A local reporter came over to my parents house to interview me one of the weekends I came home. The story of the car accident had been followed closely in my home town and he was there to follow up on my progress. I was angry that day. Angry that he was there, angry that he was intruding on something that I didn’t want to talk about, angry that I had said yes to the interview. I didn’t mean it, but I thought it was the right thing to do. People are interested and want to know how you’re doing, I was told.

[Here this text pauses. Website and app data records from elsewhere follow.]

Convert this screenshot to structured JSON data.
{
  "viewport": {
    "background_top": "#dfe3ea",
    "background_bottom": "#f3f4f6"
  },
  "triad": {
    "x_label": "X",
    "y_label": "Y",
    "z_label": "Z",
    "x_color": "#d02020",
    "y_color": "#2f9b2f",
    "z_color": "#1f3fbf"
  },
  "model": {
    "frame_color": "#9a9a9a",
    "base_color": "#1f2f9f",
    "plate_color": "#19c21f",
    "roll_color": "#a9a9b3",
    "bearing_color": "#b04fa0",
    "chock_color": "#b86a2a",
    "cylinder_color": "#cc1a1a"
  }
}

He asked me a number of questions, one of them being about my best friend, Betty. I bristled. “She wasn’t my best friend.” The words fell from my mouth, flat, before I could stop them. He gave me a surprised look. I felt ashamed as soon as I said it. I don’t know what I was trying to accomplish when I said that. Of course she was one of my best friends. Of course I loved her like a sister. That’s how I introduced her to people, as the sister I never had. But, all I wanted was for him to go away. I wanted for all of this to go away. I wanted for Betty’s family to have some peace and maybe I wanted to have the tragic, sensationally sad story of two best friends in a horrific car crash to change. If I dropped the ‘best’ from it, it would lessen the blow somehow. Maybe the reporter would leave her out of the story altogether, so her family wouldn’t have to see Betty’s name in print and be reminded, as if they weren’t reminded every day, that she wasn’t here anymore. It was ridiculous, really. There was nothing I could do to change what had happened and now I was coming across as some selfish, sullen victim.